- Task objective
Omit any picture, and return the remaining data exactly as written.

- Web page and app entries
....................
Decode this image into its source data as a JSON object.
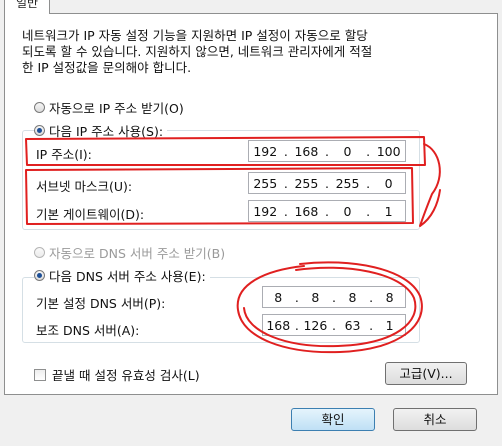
{
  "tab": {
    "label": "일반"
  },
  "description": {
    "lines": [
      "네트워크가 IP 자동 설정 기능을 지원하면 IP 설정이 자동으로 할당",
      "되도록 할 수 있습니다. 지원하지 않으면, 네트워크 관리자에게 적절",
      "한 IP 설정값을 문의해야 합니다."
    ]
  },
  "ip_mode": {
    "auto_label": "자동으로 IP 주소 받기(O)",
    "manual_label": "다음 IP 주소 사용(S):",
    "selected": "manual"
  },
  "ip_fields": {
    "ip_address": {
      "label": "IP 주소(I):",
      "octets": [
        "192",
        "168",
        "0",
        "100"
      ]
    },
    "subnet_mask": {
      "label": "서브넷 마스크(U):",
      "octets": [
        "255",
        "255",
        "255",
        "0"
      ]
    },
    "gateway": {
      "label": "기본 게이트웨이(D):",
      "octets": [
        "192",
        "168",
        "0",
        "1"
      ]
    }
  },
  "dns_mode": {
    "auto_label": "자동으로 DNS 서버 주소 받기(B)",
    "manual_label": "다음 DNS 서버 주소 사용(E):",
    "selected": "manual"
  },
  "dns_fields": {
    "preferred": {
      "label": "기본 설정 DNS 서버(P):",
      "octets": [
        "8",
        "8",
        "8",
        "8"
      ]
    },
    "alternate": {
      "label": "보조 DNS 서버(A):",
      "octets": [
        "168",
        "126",
        "63",
        "1"
      ]
    }
  },
  "validate_checkbox": {
    "label": "끝낼 때 설정 유효성 검사(L)",
    "checked": false
  },
  "buttons": {
    "advanced": "고급(V)...",
    "ok": "확인",
    "cancel": "취소"
  },
  "annotation_color": "#e02020"
}
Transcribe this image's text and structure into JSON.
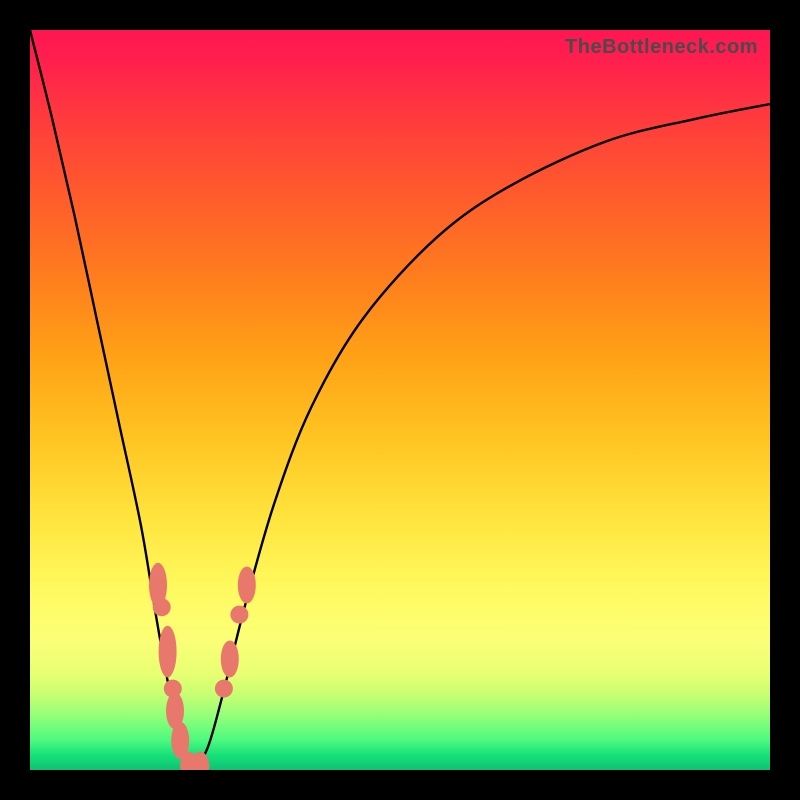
{
  "watermark": "TheBottleneck.com",
  "chart_data": {
    "type": "line",
    "title": "",
    "xlabel": "",
    "ylabel": "",
    "xlim": [
      0,
      100
    ],
    "ylim": [
      0,
      100
    ],
    "grid": false,
    "legend": false,
    "background": "vertical-gradient green→yellow→red",
    "series": [
      {
        "name": "bottleneck-curve",
        "description": "V-shaped black curve; minimum (0) near x≈22, rising steeply toward 100 on left edge and asymptotically toward ~90 on right edge.",
        "x": [
          0,
          3,
          6,
          9,
          12,
          15,
          17,
          19,
          21,
          22,
          24,
          26,
          29,
          33,
          38,
          45,
          55,
          65,
          78,
          90,
          100
        ],
        "y": [
          100,
          88,
          75,
          61,
          47,
          33,
          21,
          10,
          2,
          0,
          3,
          10,
          22,
          36,
          49,
          61,
          72,
          79,
          85,
          88,
          90
        ]
      }
    ],
    "markers": {
      "description": "pink rounded markers clustered on both arms of the V near the bottom",
      "points": [
        {
          "x": 17.3,
          "y": 25,
          "shape": "oval",
          "h": 6
        },
        {
          "x": 17.8,
          "y": 22,
          "shape": "circle"
        },
        {
          "x": 18.6,
          "y": 16,
          "shape": "oval",
          "h": 7
        },
        {
          "x": 19.3,
          "y": 11,
          "shape": "circle"
        },
        {
          "x": 19.6,
          "y": 8,
          "shape": "oval",
          "h": 5
        },
        {
          "x": 20.3,
          "y": 4,
          "shape": "oval",
          "h": 5
        },
        {
          "x": 21.5,
          "y": 0.5,
          "shape": "oval",
          "h": 4
        },
        {
          "x": 23.0,
          "y": 0.5,
          "shape": "oval",
          "h": 4
        },
        {
          "x": 26.2,
          "y": 11,
          "shape": "circle"
        },
        {
          "x": 27.0,
          "y": 15,
          "shape": "oval",
          "h": 5
        },
        {
          "x": 28.3,
          "y": 21,
          "shape": "circle"
        },
        {
          "x": 29.3,
          "y": 25,
          "shape": "oval",
          "h": 5
        }
      ]
    },
    "colors": {
      "curve": "#000000",
      "markers": "#e9786c",
      "gradient_top": "#ff1651",
      "gradient_mid": "#ffe43d",
      "gradient_bottom": "#0fc173",
      "frame": "#000000"
    }
  }
}
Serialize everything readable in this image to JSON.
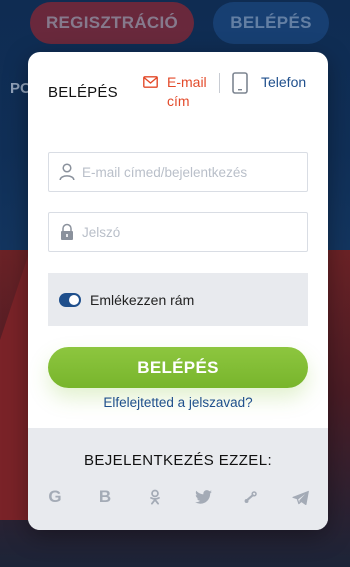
{
  "background": {
    "register_label": "REGISZTRÁCIÓ",
    "login_label": "BELÉPÉS",
    "partial_text": "PO"
  },
  "modal": {
    "title": "BELÉPÉS",
    "tabs": {
      "email_label": "E-mail cím",
      "phone_label": "Telefon",
      "active": "email"
    },
    "email_field": {
      "placeholder": "E-mail címed/bejelentkezés",
      "value": ""
    },
    "password_field": {
      "placeholder": "Jelszó",
      "value": ""
    },
    "remember": {
      "label": "Emlékezzen rám",
      "checked": true
    },
    "login_button_label": "BELÉPÉS",
    "forgot_link": "Elfelejtetted a jelszavad?",
    "social": {
      "title": "BEJELENTKEZÉS EZZEL:",
      "icons": [
        "google-icon",
        "vk-icon",
        "odnoklassniki-icon",
        "twitter-icon",
        "steam-icon",
        "telegram-icon"
      ]
    }
  },
  "colors": {
    "accent_orange": "#e34a2a",
    "brand_blue": "#1f4f8c",
    "button_green": "#8dc63f",
    "icon_gray": "#a4abb6"
  }
}
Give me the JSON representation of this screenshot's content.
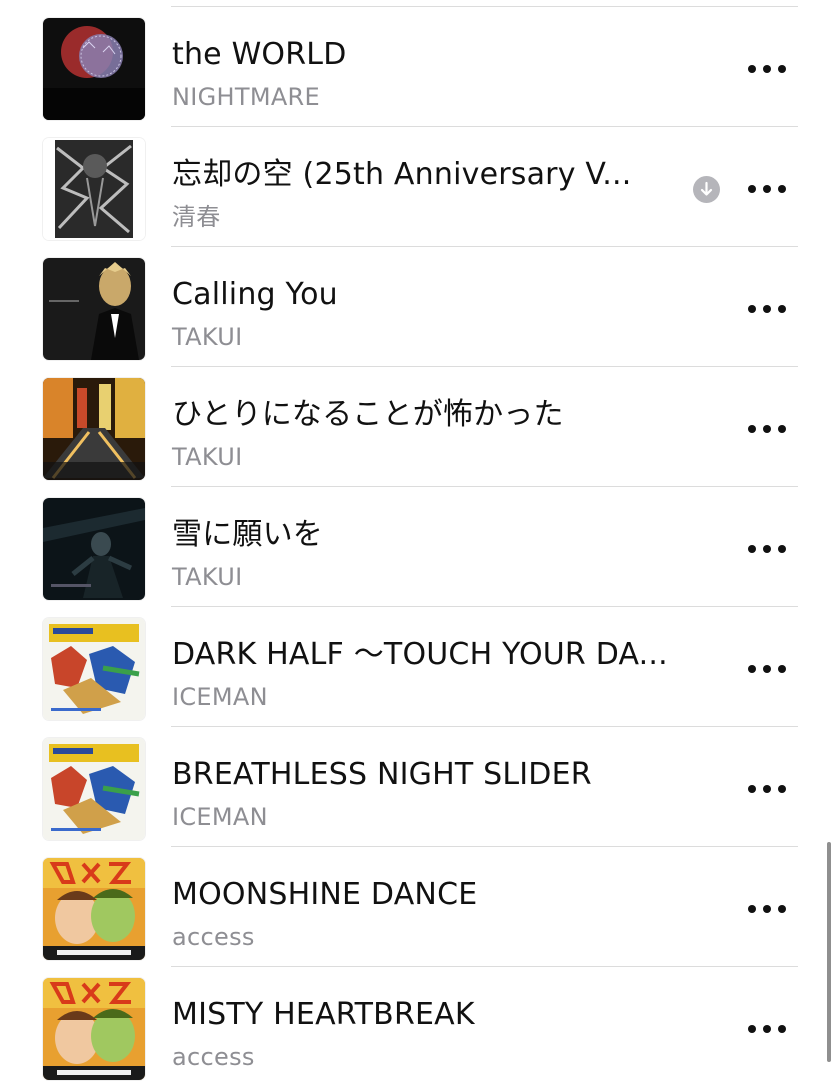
{
  "songs": [
    {
      "title": "the WORLD",
      "artist": "NIGHTMARE",
      "art": "art-the-world",
      "downloaded": false
    },
    {
      "title": "忘却の空 (25th Anniversary V...",
      "artist": "清春",
      "art": "art-boukyaku",
      "downloaded": true
    },
    {
      "title": "Calling You",
      "artist": "TAKUI",
      "art": "art-calling-you",
      "downloaded": false
    },
    {
      "title": "ひとりになることが怖かった",
      "artist": "TAKUI",
      "art": "art-hitori",
      "downloaded": false
    },
    {
      "title": "雪に願いを",
      "artist": "TAKUI",
      "art": "art-yuki",
      "downloaded": false
    },
    {
      "title": "DARK HALF 〜TOUCH YOUR DA...",
      "artist": "ICEMAN",
      "art": "art-iceman",
      "downloaded": false
    },
    {
      "title": "BREATHLESS NIGHT SLIDER",
      "artist": "ICEMAN",
      "art": "art-iceman",
      "downloaded": false
    },
    {
      "title": "MOONSHINE DANCE",
      "artist": "access",
      "art": "art-access",
      "downloaded": false
    },
    {
      "title": "MISTY HEARTBREAK",
      "artist": "access",
      "art": "art-access",
      "downloaded": false
    }
  ],
  "icons": {
    "more": "more-icon",
    "download": "download-icon"
  },
  "colors": {
    "title": "#111111",
    "subtitle": "#8e8e93",
    "divider": "#dcdcdc",
    "download_badge": "#b5b5ba"
  }
}
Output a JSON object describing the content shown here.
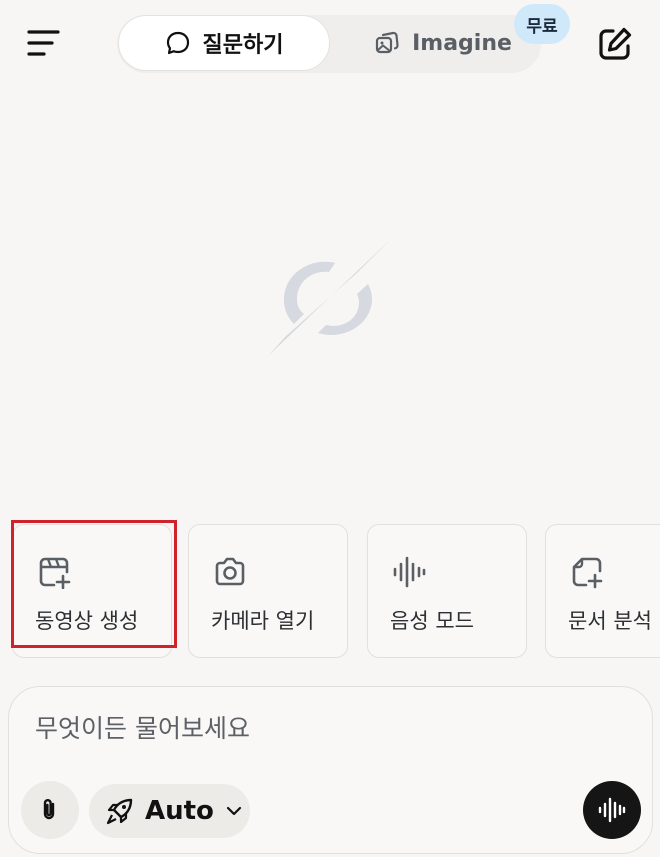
{
  "header": {
    "tabs": [
      {
        "label": "질문하기",
        "icon": "chat-bubble-icon",
        "active": true
      },
      {
        "label": "Imagine",
        "icon": "image-stack-icon",
        "active": false
      }
    ],
    "free_badge": "무료"
  },
  "quick_actions": [
    {
      "label": "동영상 생성",
      "icon": "video-create-icon",
      "highlighted": true
    },
    {
      "label": "카메라 열기",
      "icon": "camera-icon"
    },
    {
      "label": "음성 모드",
      "icon": "waveform-icon"
    },
    {
      "label": "문서 분석",
      "icon": "document-add-icon"
    }
  ],
  "composer": {
    "placeholder": "무엇이든 물어보세요",
    "model_label": "Auto"
  },
  "colors": {
    "background": "#f7f6f4",
    "highlight": "#d0222b",
    "badge": "#cfe9fb",
    "voice_button": "#151515",
    "logo": "#d6d9df"
  }
}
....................
- Answer to this task
Decode this image into its source data as a JSON object.
{
  "tab": {
    "label": "일반"
  },
  "description": {
    "lines": [
      "네트워크가 IP 자동 설정 기능을 지원하면 IP 설정이 자동으로 할당",
      "되도록 할 수 있습니다. 지원하지 않으면, 네트워크 관리자에게 적절",
      "한 IP 설정값을 문의해야 합니다."
    ]
  },
  "ip_mode": {
    "auto_label": "자동으로 IP 주소 받기(O)",
    "manual_label": "다음 IP 주소 사용(S):",
    "selected": "manual"
  },
  "ip_fields": {
    "ip_address": {
      "label": "IP 주소(I):",
      "octets": [
        "192",
        "168",
        "0",
        "100"
      ]
    },
    "subnet_mask": {
      "label": "서브넷 마스크(U):",
      "octets": [
        "255",
        "255",
        "255",
        "0"
      ]
    },
    "gateway": {
      "label": "기본 게이트웨이(D):",
      "octets": [
        "192",
        "168",
        "0",
        "1"
      ]
    }
  },
  "dns_mode": {
    "auto_label": "자동으로 DNS 서버 주소 받기(B)",
    "manual_label": "다음 DNS 서버 주소 사용(E):",
    "selected": "manual"
  },
  "dns_fields": {
    "preferred": {
      "label": "기본 설정 DNS 서버(P):",
      "octets": [
        "8",
        "8",
        "8",
        "8"
      ]
    },
    "alternate": {
      "label": "보조 DNS 서버(A):",
      "octets": [
        "168",
        "126",
        "63",
        "1"
      ]
    }
  },
  "validate_checkbox": {
    "label": "끝낼 때 설정 유효성 검사(L)",
    "checked": false
  },
  "buttons": {
    "advanced": "고급(V)...",
    "ok": "확인",
    "cancel": "취소"
  },
  "annotation_color": "#e02020"
}
Transcribe this image's text and structure into JSON.
{
  "watermark": "TheBottleneck.com",
  "chart_data": {
    "type": "line",
    "title": "",
    "xlabel": "",
    "ylabel": "",
    "xlim": [
      0,
      100
    ],
    "ylim": [
      0,
      100
    ],
    "grid": false,
    "legend": false,
    "background": "vertical-gradient green→yellow→red",
    "series": [
      {
        "name": "bottleneck-curve",
        "description": "V-shaped black curve; minimum (0) near x≈22, rising steeply toward 100 on left edge and asymptotically toward ~90 on right edge.",
        "x": [
          0,
          3,
          6,
          9,
          12,
          15,
          17,
          19,
          21,
          22,
          24,
          26,
          29,
          33,
          38,
          45,
          55,
          65,
          78,
          90,
          100
        ],
        "y": [
          100,
          88,
          75,
          61,
          47,
          33,
          21,
          10,
          2,
          0,
          3,
          10,
          22,
          36,
          49,
          61,
          72,
          79,
          85,
          88,
          90
        ]
      }
    ],
    "markers": {
      "description": "pink rounded markers clustered on both arms of the V near the bottom",
      "points": [
        {
          "x": 17.3,
          "y": 25,
          "shape": "oval",
          "h": 6
        },
        {
          "x": 17.8,
          "y": 22,
          "shape": "circle"
        },
        {
          "x": 18.6,
          "y": 16,
          "shape": "oval",
          "h": 7
        },
        {
          "x": 19.3,
          "y": 11,
          "shape": "circle"
        },
        {
          "x": 19.6,
          "y": 8,
          "shape": "oval",
          "h": 5
        },
        {
          "x": 20.3,
          "y": 4,
          "shape": "oval",
          "h": 5
        },
        {
          "x": 21.5,
          "y": 0.5,
          "shape": "oval",
          "h": 4
        },
        {
          "x": 23.0,
          "y": 0.5,
          "shape": "oval",
          "h": 4
        },
        {
          "x": 26.2,
          "y": 11,
          "shape": "circle"
        },
        {
          "x": 27.0,
          "y": 15,
          "shape": "oval",
          "h": 5
        },
        {
          "x": 28.3,
          "y": 21,
          "shape": "circle"
        },
        {
          "x": 29.3,
          "y": 25,
          "shape": "oval",
          "h": 5
        }
      ]
    },
    "colors": {
      "curve": "#000000",
      "markers": "#e9786c",
      "gradient_top": "#ff1651",
      "gradient_mid": "#ffe43d",
      "gradient_bottom": "#0fc173",
      "frame": "#000000"
    }
  }
}
Serialize everything readable in this image to JSON.
{
  "background": {
    "register_label": "REGISZTRÁCIÓ",
    "login_label": "BELÉPÉS",
    "partial_text": "PO"
  },
  "modal": {
    "title": "BELÉPÉS",
    "tabs": {
      "email_label": "E-mail cím",
      "phone_label": "Telefon",
      "active": "email"
    },
    "email_field": {
      "placeholder": "E-mail címed/bejelentkezés",
      "value": ""
    },
    "password_field": {
      "placeholder": "Jelszó",
      "value": ""
    },
    "remember": {
      "label": "Emlékezzen rám",
      "checked": true
    },
    "login_button_label": "BELÉPÉS",
    "forgot_link": "Elfelejtetted a jelszavad?",
    "social": {
      "title": "BEJELENTKEZÉS EZZEL:",
      "icons": [
        "google-icon",
        "vk-icon",
        "odnoklassniki-icon",
        "twitter-icon",
        "steam-icon",
        "telegram-icon"
      ]
    }
  },
  "colors": {
    "accent_orange": "#e34a2a",
    "brand_blue": "#1f4f8c",
    "button_green": "#8dc63f",
    "icon_gray": "#a4abb6"
  }
}
Give me the JSON representation of this screenshot's content.
{
  "songs": [
    {
      "title": "the WORLD",
      "artist": "NIGHTMARE",
      "art": "art-the-world",
      "downloaded": false
    },
    {
      "title": "忘却の空 (25th Anniversary V...",
      "artist": "清春",
      "art": "art-boukyaku",
      "downloaded": true
    },
    {
      "title": "Calling You",
      "artist": "TAKUI",
      "art": "art-calling-you",
      "downloaded": false
    },
    {
      "title": "ひとりになることが怖かった",
      "artist": "TAKUI",
      "art": "art-hitori",
      "downloaded": false
    },
    {
      "title": "雪に願いを",
      "artist": "TAKUI",
      "art": "art-yuki",
      "downloaded": false
    },
    {
      "title": "DARK HALF 〜TOUCH YOUR DA...",
      "artist": "ICEMAN",
      "art": "art-iceman",
      "downloaded": false
    },
    {
      "title": "BREATHLESS NIGHT SLIDER",
      "artist": "ICEMAN",
      "art": "art-iceman",
      "downloaded": false
    },
    {
      "title": "MOONSHINE DANCE",
      "artist": "access",
      "art": "art-access",
      "downloaded": false
    },
    {
      "title": "MISTY HEARTBREAK",
      "artist": "access",
      "art": "art-access",
      "downloaded": false
    }
  ],
  "icons": {
    "more": "more-icon",
    "download": "download-icon"
  },
  "colors": {
    "title": "#111111",
    "subtitle": "#8e8e93",
    "divider": "#dcdcdc",
    "download_badge": "#b5b5ba"
  }
}
Output a JSON object describing the content shown here.
{
  "header": {
    "tabs": [
      {
        "label": "질문하기",
        "icon": "chat-bubble-icon",
        "active": true
      },
      {
        "label": "Imagine",
        "icon": "image-stack-icon",
        "active": false
      }
    ],
    "free_badge": "무료"
  },
  "quick_actions": [
    {
      "label": "동영상 생성",
      "icon": "video-create-icon",
      "highlighted": true
    },
    {
      "label": "카메라 열기",
      "icon": "camera-icon"
    },
    {
      "label": "음성 모드",
      "icon": "waveform-icon"
    },
    {
      "label": "문서 분석",
      "icon": "document-add-icon"
    }
  ],
  "composer": {
    "placeholder": "무엇이든 물어보세요",
    "model_label": "Auto"
  },
  "colors": {
    "background": "#f7f6f4",
    "highlight": "#d0222b",
    "badge": "#cfe9fb",
    "voice_button": "#151515",
    "logo": "#d6d9df"
  }
}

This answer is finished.